Backbone.JS on Rails

A while ago I made a post Two tricks for getting Backbone.js to play well with Ruby on Rails. It was good at the time, but probably not the place you really want to be reading.

For the best information go to quora, and read the answer to the question
How well does backbone.js work with rails? by Jeremy Ashkenas, the creator of Backbone.JS. It’s the best article on the topic, and deserves all the google juice it can get.

In particular the pick function approach mentioned is useful – and would have gone a decent way to preventing the github mass assignment vulnerability.

Thoughts on Prayer

Kristin’s recent “Drive-By Faith Healing” has lead to me thinking quite a lot about prayer, faith and healing. As a committed Christian I am convinced that God is real, and that prayer is effective as a means of communication with God. I have also experienced God’s answer to prayer, and am convinced that God can and will answer prayer. That said, I think we need to be careful in our attitude to prayer, and what our expectations are. We cannot just treat God as a genie and expect that he will do what we want just because we ask.

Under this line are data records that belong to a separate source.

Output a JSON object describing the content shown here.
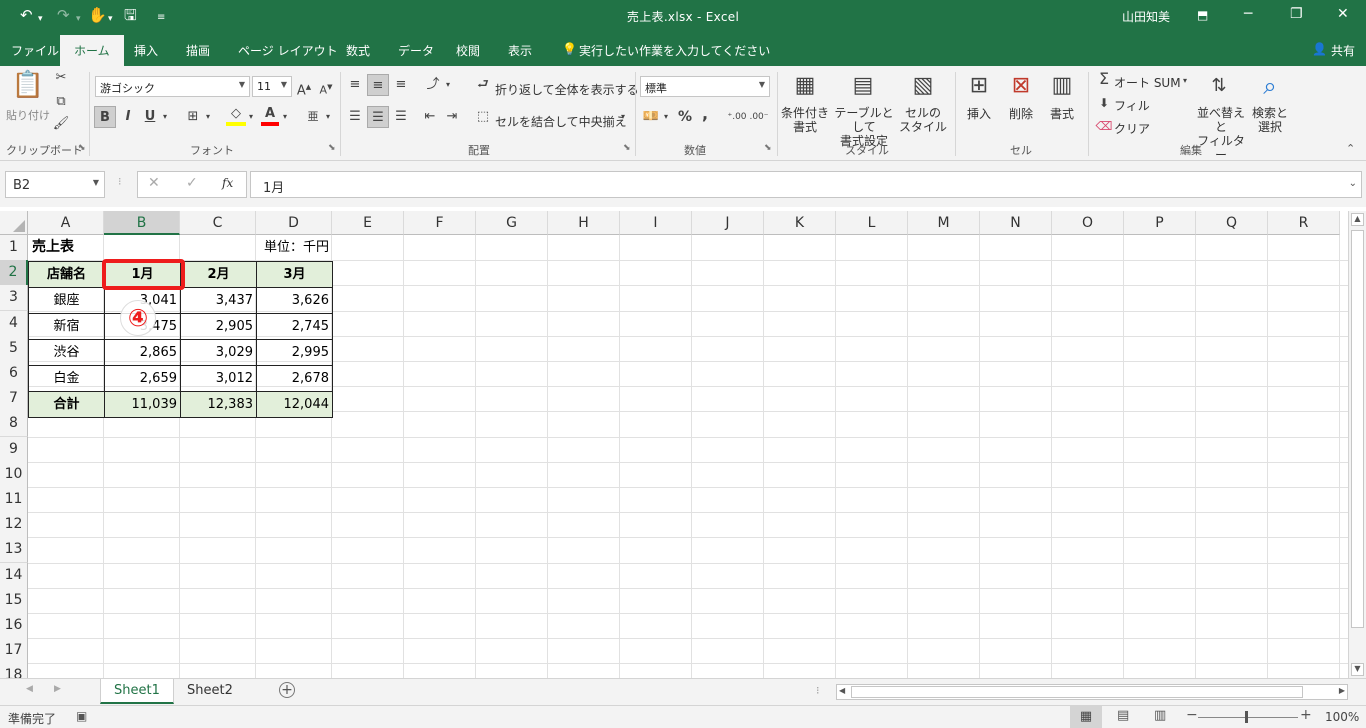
{
  "titlebar": {
    "undo_icon": "undo-icon",
    "redo_icon": "redo-icon",
    "touch_icon": "touch-mode-icon",
    "save_icon": "save-icon",
    "qat_icon": "customize-qat-icon",
    "title": "売上表.xlsx  -  Excel",
    "user": "山田知美",
    "ribbon_display_icon": "ribbon-display-options-icon",
    "minimize": "─",
    "restore": "❐",
    "close": "✕"
  },
  "tabs": [
    {
      "label": "ファイル"
    },
    {
      "label": "ホーム"
    },
    {
      "label": "挿入"
    },
    {
      "label": "描画"
    },
    {
      "label": "ページ レイアウト"
    },
    {
      "label": "数式"
    },
    {
      "label": "データ"
    },
    {
      "label": "校閲"
    },
    {
      "label": "表示"
    }
  ],
  "tell_me": "実行したい作業を入力してください",
  "share": "共有",
  "ribbon": {
    "clipboard": {
      "paste": "貼り付け",
      "group": "クリップボード"
    },
    "font": {
      "name": "游ゴシック",
      "size": "11",
      "bold": "B",
      "italic": "I",
      "underline": "U",
      "group": "フォント"
    },
    "alignment": {
      "wrap": "折り返して全体を表示する",
      "merge": "セルを結合して中央揃え",
      "group": "配置"
    },
    "number": {
      "format": "標準",
      "percent": "%",
      "comma": ",",
      "group": "数値"
    },
    "styles": {
      "conditional_1": "条件付き",
      "conditional_2": "書式",
      "table_1": "テーブルとして",
      "table_2": "書式設定",
      "cell_1": "セルの",
      "cell_2": "スタイル",
      "group": "スタイル"
    },
    "cells": {
      "insert": "挿入",
      "delete": "削除",
      "format": "書式",
      "group": "セル"
    },
    "editing": {
      "autosum": "オート SUM",
      "fill": "フィル",
      "clear": "クリア",
      "sort_1": "並べ替えと",
      "sort_2": "フィルター",
      "find_1": "検索と",
      "find_2": "選択",
      "group": "編集"
    }
  },
  "formula_bar": {
    "name_box": "B2",
    "fx": "fx",
    "value": "1月"
  },
  "columns": [
    "A",
    "B",
    "C",
    "D",
    "E",
    "F",
    "G",
    "H",
    "I",
    "J",
    "K",
    "L",
    "M",
    "N",
    "O",
    "P",
    "Q",
    "R"
  ],
  "rows": [
    "1",
    "2",
    "3",
    "4",
    "5",
    "6",
    "7",
    "8",
    "9",
    "10",
    "11",
    "12",
    "13",
    "14",
    "15",
    "16",
    "17",
    "18"
  ],
  "sheet": {
    "title": "売上表",
    "unit": "単位：千円",
    "header": [
      "店舗名",
      "1月",
      "2月",
      "3月"
    ],
    "data": [
      [
        "銀座",
        "3,041",
        "3,437",
        "3,626"
      ],
      [
        "新宿",
        "3,475",
        "2,905",
        "2,745"
      ],
      [
        "渋谷",
        "2,865",
        "3,029",
        "2,995"
      ],
      [
        "白金",
        "2,659",
        "3,012",
        "2,678"
      ]
    ],
    "total": [
      "合計",
      "11,039",
      "12,383",
      "12,044"
    ]
  },
  "annotation": "④",
  "sheet_tabs": [
    "Sheet1",
    "Sheet2"
  ],
  "status": {
    "ready": "準備完了",
    "zoom": "100%"
  },
  "colors": {
    "excel_green": "#217346",
    "table_header_fill": "#e2efda",
    "highlight_red": "#ee1c1c"
  }
}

It is important to remember who God is and who I am. In particular considering how mighty and powerful God is, and how small in comparison I am. God is the originator of the complexity of our universe. He is the creator of all the sciences and mathematics that people can devote years to trying to understand. A PhD student will expect to end up being the expert in their specialisation – only knowing a sliver of the information that God created. God’s knowledge is so much more complete, and it is to this mighty, knowledgeable, and powerful God that I pray. Compared to God, my knowledge is negligible and my understanding is frighteningly limited. It is then to this mighty and powerful God that the Christian comes with prayers and petitions. A big reason that we pray to God is because of this power and wisdom. It only makes sense to ask for things from someone who is able to provide. If God isn’t strong enough or powerful enough to answer prayer, then what is the point?

With this as a background, it is amazingly presumptuous for us to demand things of such a powerful entity. God the creator of the Universe is present and in control. He is powerful and wise and knowing, and so can make much better decisions and work things out in ways that are beyond our understanding. Just as I cannot presume to understand everything that a PhD student has spent years learning, I cannot presume to understand everything that the powerful God does. I certainly need to be careful in demanding things from such a God.

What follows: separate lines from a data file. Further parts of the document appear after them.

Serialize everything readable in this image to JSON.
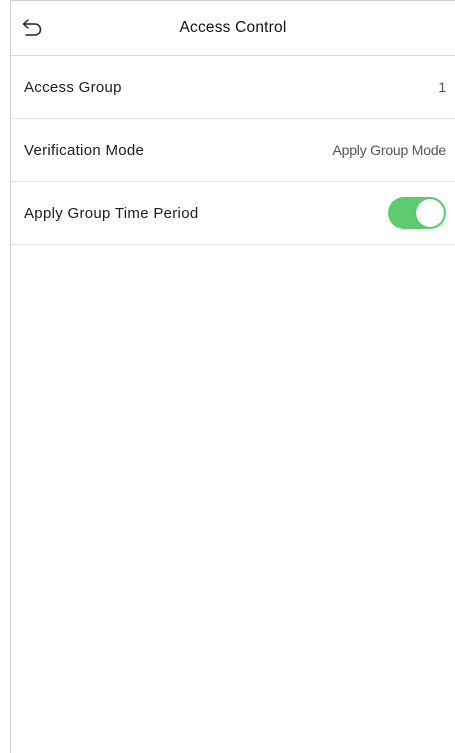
{
  "header": {
    "title": "Access Control",
    "back_icon": "back-arrow-icon"
  },
  "settings": [
    {
      "label": "Access Group",
      "value": "1"
    },
    {
      "label": "Verification Mode",
      "value": "Apply Group Mode"
    },
    {
      "label": "Apply Group Time Period",
      "toggle_on": true
    }
  ],
  "colors": {
    "toggle_on": "#5ccc6f",
    "divider": "#e3e3e3"
  }
}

The nuance in praying to the Christian God is that God also loves us, and wants what is best for us. We are told that God is a God of love, and that we are to bring before God our prayers and petitions. God will then answer them in the way that is best for us. Not necessarily how we want, but in the way that is best.

This brings us back to the topic of faith healing. God is certainly capable of healing people. There are clear cases where God has healed people in the past, but, God is God. We can’t expect God to do things just because that is what we want, or because they happened that way in the past. We have the privilege of asking God for things and communicating with God, but need to treat God with the deserved respect and honour. As we pray for healing we just need to remember that the answer that God gives is not always the answer that we want.

If God is the Christian God of far superior knowledge and boundless love, then when we pray for healing we can take great comfort in knowing that his answer, be it yes no or wait, really is the best answer.

Isaiah 45:9 “Woe to the one who quarrels with his Maker– An earthenware vessel among the vessels of earth! Will the clay say to the potter, ‘What are you doing?’